According to the New York Times, Trump first made the offer to Daniel Menichella, then the CEO of CureVac, during a March 2 meeting at the White House.

In a statement the day after the meeting, Menichella said he was “very confident that we will be able to develop a potent vaccine candidate within a few months.”

Menichella is now out as CEO, according to a company announcement on March 11, which gave no explanation about why Menichella was abruptly leaving the company after leading it for two years.

CureVac did not comment on Menichella’s departure, according to the New York Times.

Meanwhile, the Times reported that German Interior Minister Horst Seehofer said he had heard about the Trump administration’s effort to gain exclusive access to CureVac’s possible vaccine “from several members of the government” and that a “crisis team” of German officials will discuss the effort in a meeting on Monday.

Germany’s economic affairs minister, Peter Altmaier, lauded CureVac for not taking the Trump administration’s offer.

“It was a great decision,” Altmaier said on a German television show Sunday night, according to the Times. “Germany is not for sale.”

Published with permission of The American Independent Foundation.

At least two dozen House Republicans have called on Congress to address the rising costs of prescription drugs after voting against legislation to rein in the rising costs of prescription drugs.
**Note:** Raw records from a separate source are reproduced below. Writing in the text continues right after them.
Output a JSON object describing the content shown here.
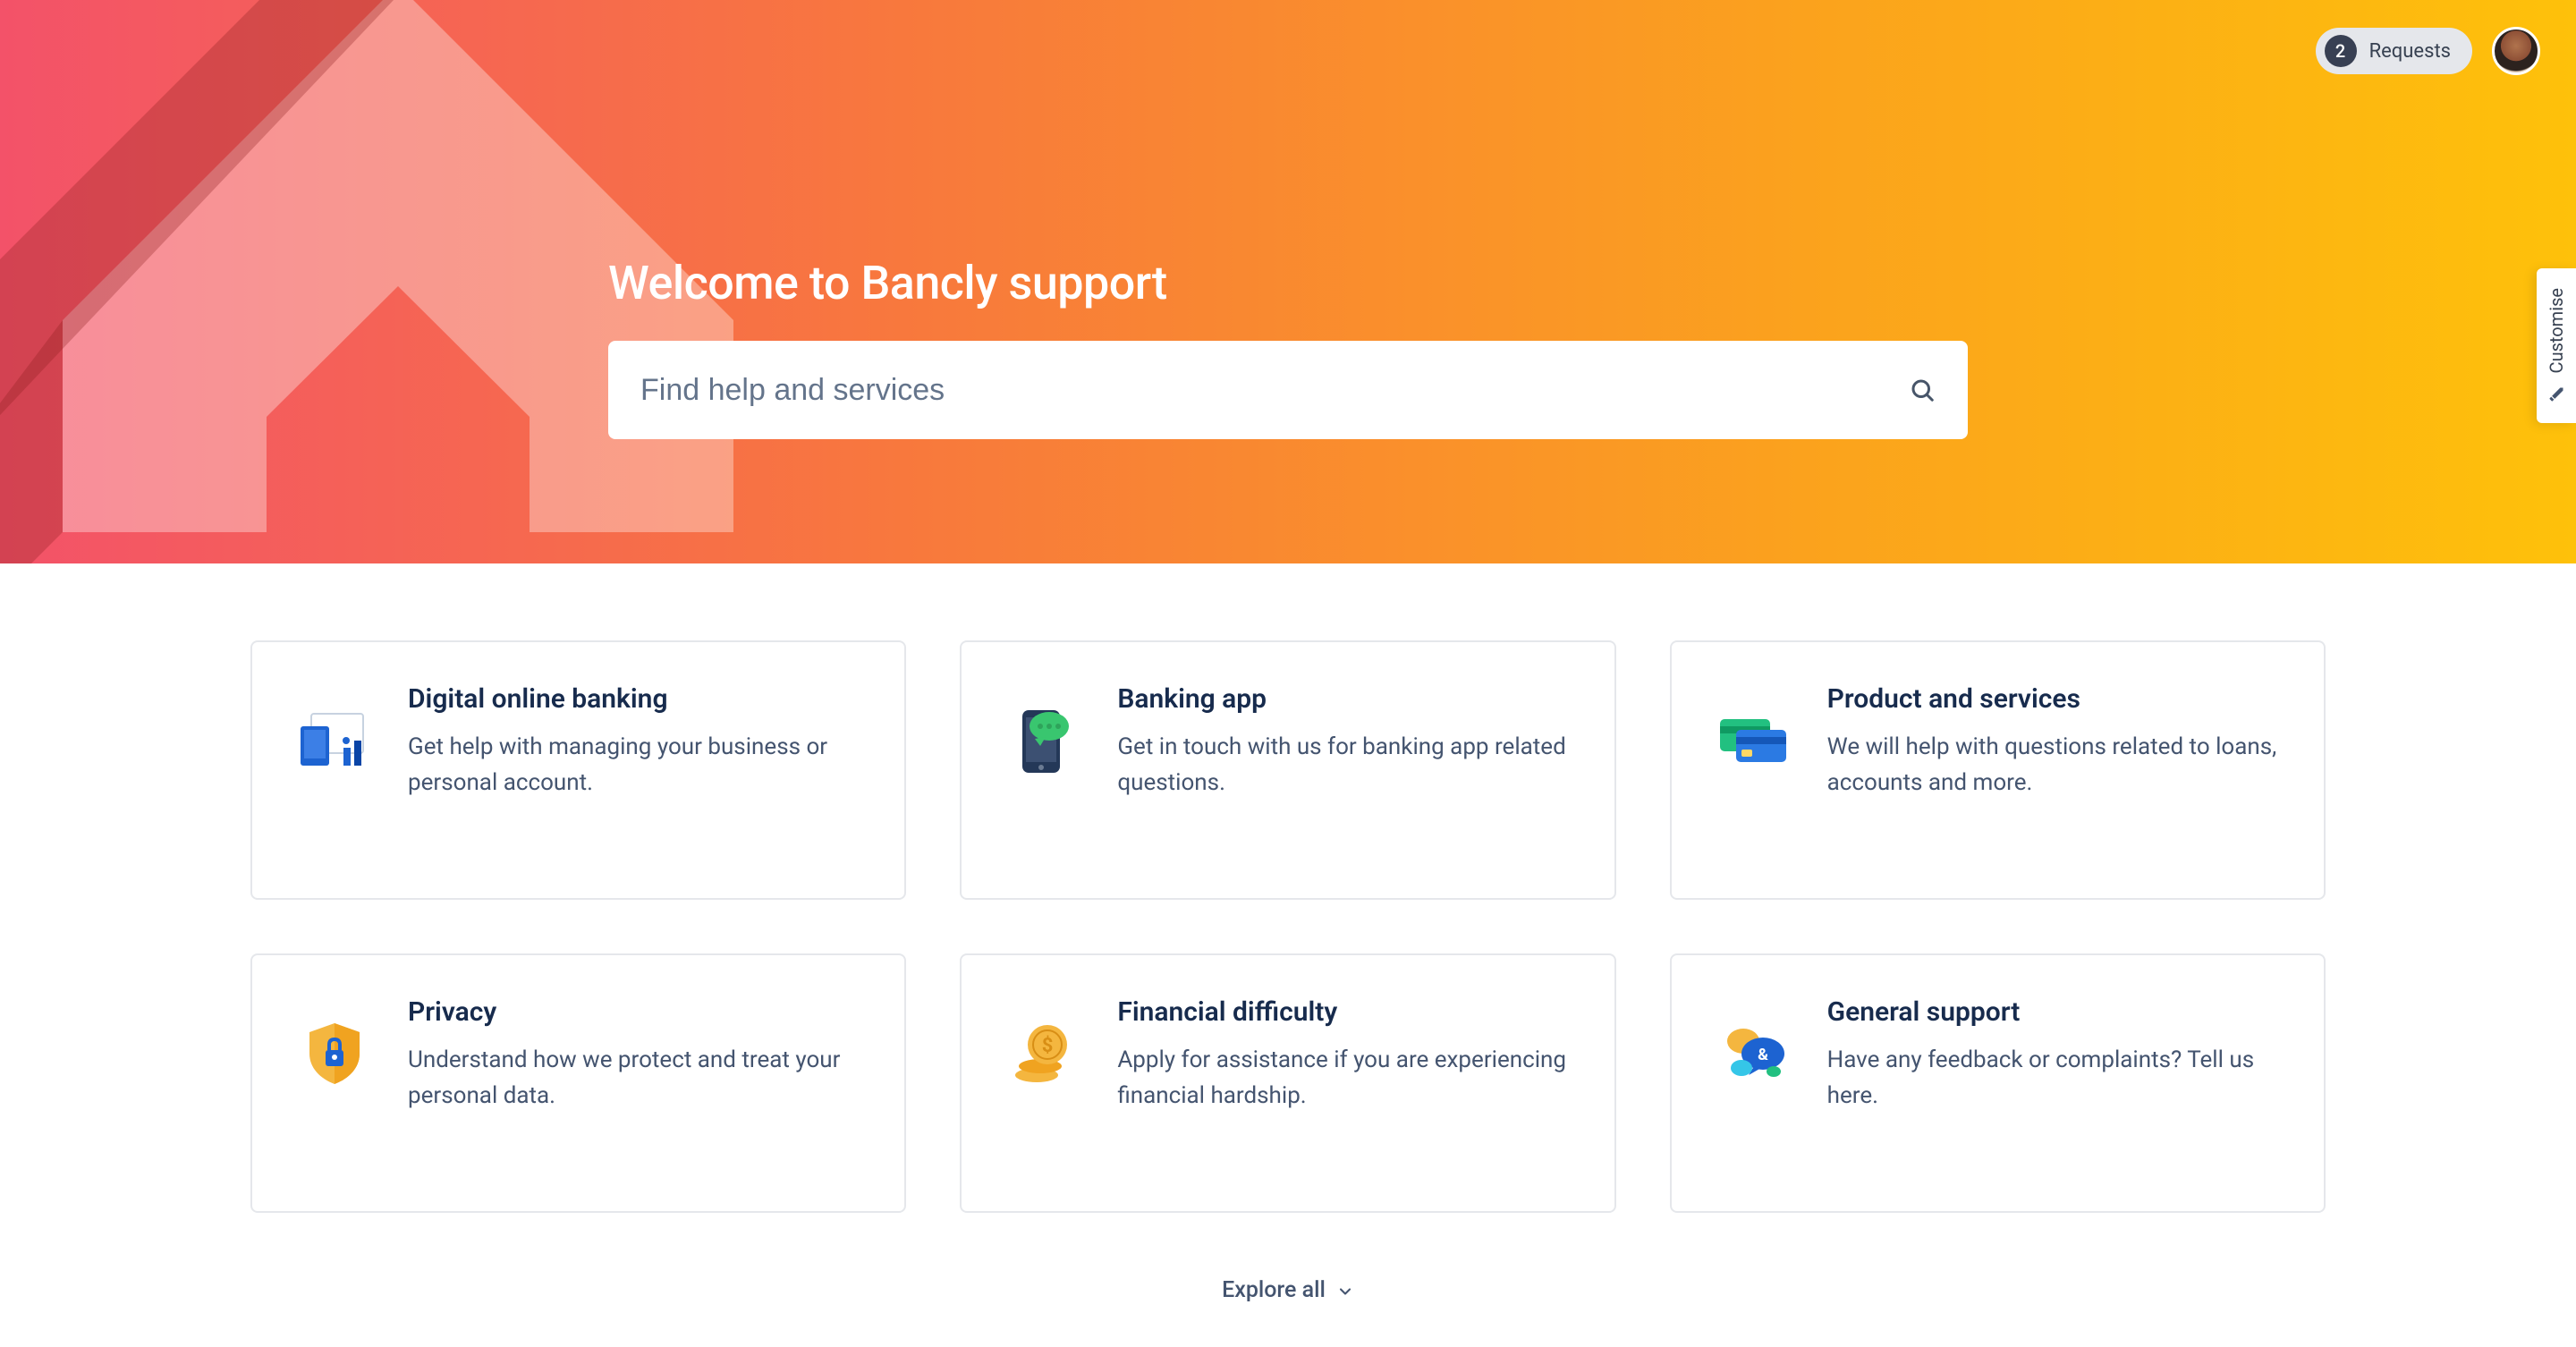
{
  "header": {
    "requests_count": "2",
    "requests_label": "Requests"
  },
  "customise_label": "Customise",
  "hero": {
    "title": "Welcome to Bancly support",
    "search_placeholder": "Find help and services"
  },
  "cards": [
    {
      "title": "Digital online banking",
      "desc": "Get help with managing your business or personal account."
    },
    {
      "title": "Banking app",
      "desc": "Get in touch with us for banking app related questions."
    },
    {
      "title": "Product and services",
      "desc": "We will help with questions related to loans, accounts and more."
    },
    {
      "title": "Privacy",
      "desc": "Understand how we protect and treat your personal data."
    },
    {
      "title": "Financial difficulty",
      "desc": "Apply for assistance if you are experiencing financial hardship."
    },
    {
      "title": "General support",
      "desc": "Have any feedback or complaints? Tell us here."
    }
  ],
  "explore_all_label": "Explore all"
}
The most recent to do so was Rep. Doug Collins (R-GA), who went on Fox Business Monday morning demanding the House address the issue — which was addressed in December.

“Here’s the problem: We’ve got to get back to actually governing,” Collins said.
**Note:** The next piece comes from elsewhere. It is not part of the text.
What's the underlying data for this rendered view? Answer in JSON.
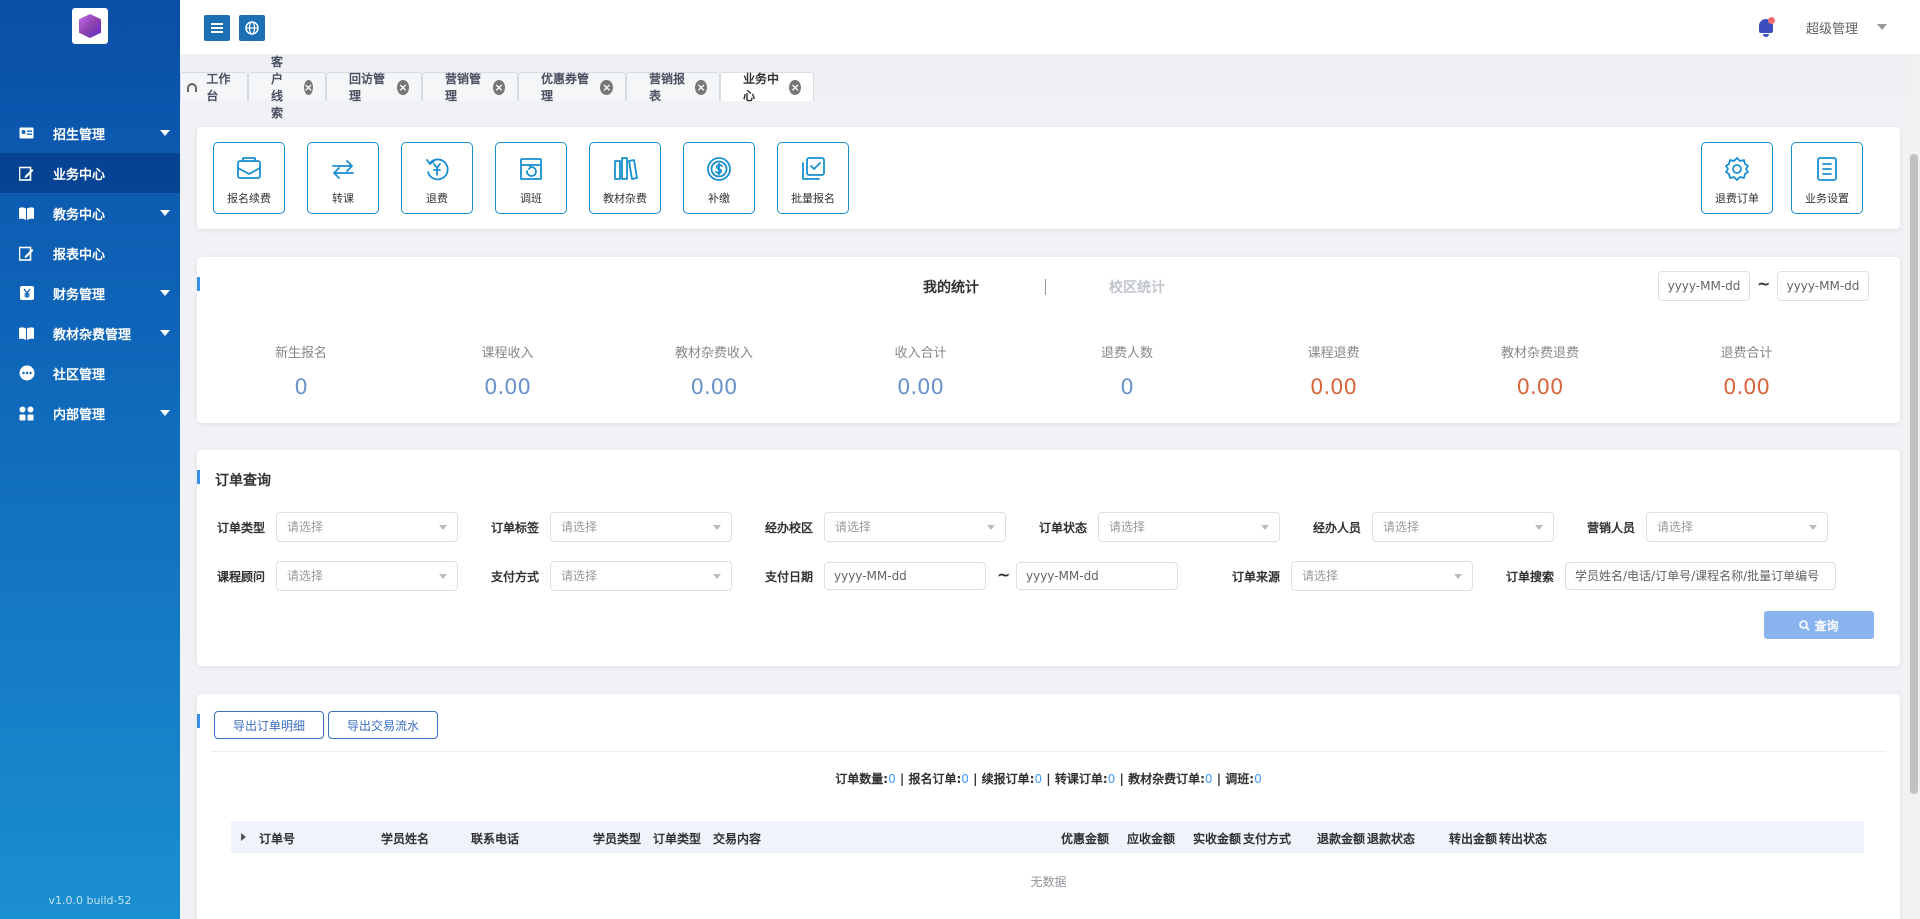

“The American people want to see us put a budget together. They want to see drug pricing taken care of,” he added.

In December 2019, a bipartisan majority in the House of Representatives passed H.R. 3, the Elijah E. Cummings Lower Drug Costs Now Act. The bill would allow the federal government to negotiate Medicare drug prices and put in provisions to prevent prescription drug cost spikes.

Since Jan. 1, the costs of more than 630 prescription drugs have increased. The legislation opposed by these Republicans would reduce the cost of medication to treat breast cancer, arthritis, diabetes, and other medical conditions by as much as 96%.
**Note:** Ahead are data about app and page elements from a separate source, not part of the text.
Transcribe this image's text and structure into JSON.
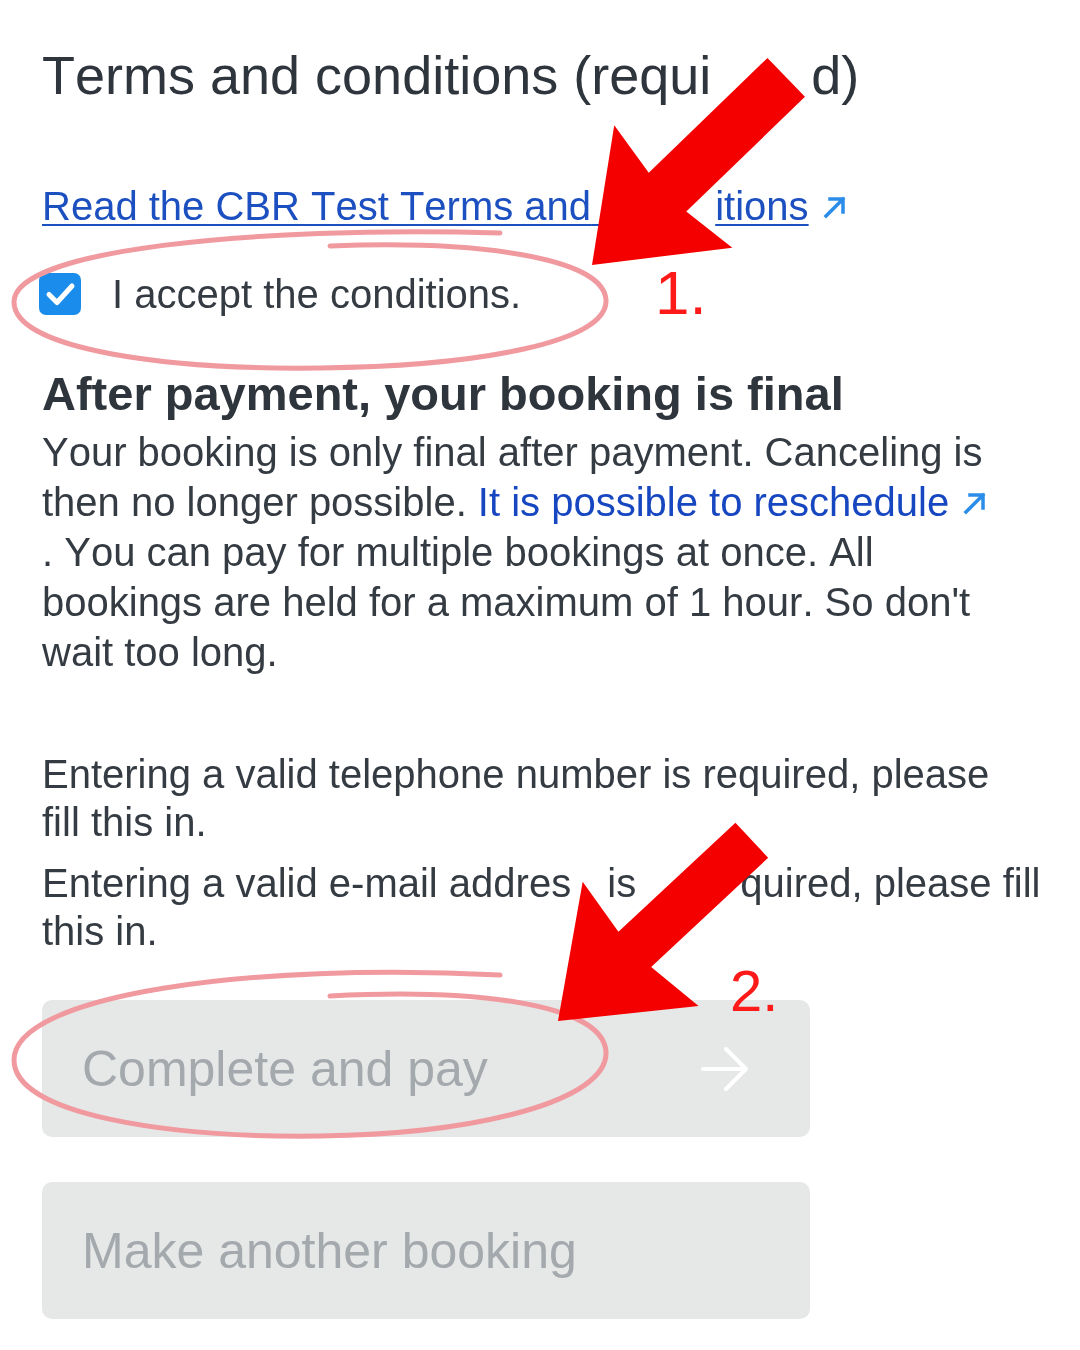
{
  "terms": {
    "title_parts": [
      "Terms and conditions (requi",
      "d)"
    ],
    "link_parts": [
      "Read the CBR Test Terms and",
      "itions"
    ],
    "accept": {
      "label": "I accept the conditions.",
      "checked": true
    }
  },
  "notice": {
    "heading": "After payment, your booking is final",
    "text_before": "Your booking is only final after payment. Canceling is then no longer possible. ",
    "link": "It is possible to reschedule",
    "text_after": ". You can pay for multiple bookings at once. All bookings are held for a maximum of 1 hour. So don't wait too long."
  },
  "errors": [
    {
      "parts": [
        "Entering a valid telephone number is required, please fill this in."
      ]
    },
    {
      "parts": [
        "Entering a valid e-mail addres",
        "is",
        "quired, please fill this in."
      ]
    }
  ],
  "buttons": [
    {
      "label": "Complete and pay",
      "kind": "next",
      "disabled": true
    },
    {
      "label": "Make another booking",
      "kind": "plain",
      "disabled": true
    }
  ],
  "annotations": [
    {
      "number": "1."
    },
    {
      "number": "2."
    }
  ]
}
For example, the cost of Humira, a drug to help with arthritis, would drop by by 81 percent, from $34,411 per year to $8,276 per year. Premarin, a drug to fight breast cancer, would drop in price by 96 percent, from $568 to just $21 per year, according to an analysis by the House Ways and Means Committee.

Collins, along with 190 other Republicans, voted against the bill.

Since that Dec. 12 vote, at least 24 Republicans have written on Facebook or Twitter about the high cost of prescription drugs.

On Jan. 27, Rep. Fred Upton (R-MI) tweeted he had heard from “countless folks” in his district that “prescription drugs cost too much.”

“They’re right,” Upton added, not mentioning that he voted against a bill to lower the cost of prescription drugs. 

“The cost of health care and prescription drugs is too high,” Rep. Jackie Walorski (R-IN) wrote on Feb. 4. “Republicans are committed to lowering costs,” she added, despite her vote against H.R. 3.

“Congress should now act with the President on issues such as the high cost of prescription drugs, the high cost of health care, border security, and keeping our very strong economy going,” Rep. Andy Harris (R-MD) wrote on Facebook on Feb. 4, two months after voting against a bill to lower the high cost of prescription drugs.

In late January, Rep. Tom Emmer (R-MN), the head of the National Republican Congressional Committee, said that House Democrats’ ignoring the issue of prescription drugs “is gonna cost them” in November’s election.

Republican after Republican has taken to social media to lament the high cost of prescription drugs, yet only two Republicans voted for legislation to lower their cost in the House.

IMAGE: EpiPen auto-injection epinephrine pens manufactured by Mylan NV pharmaceutical company for use by severe allergy sufferers are seen in Washington, U.S. August 24, 2016. REUTERS/Jim Bourg

Published with permission of The American Independent Foundation.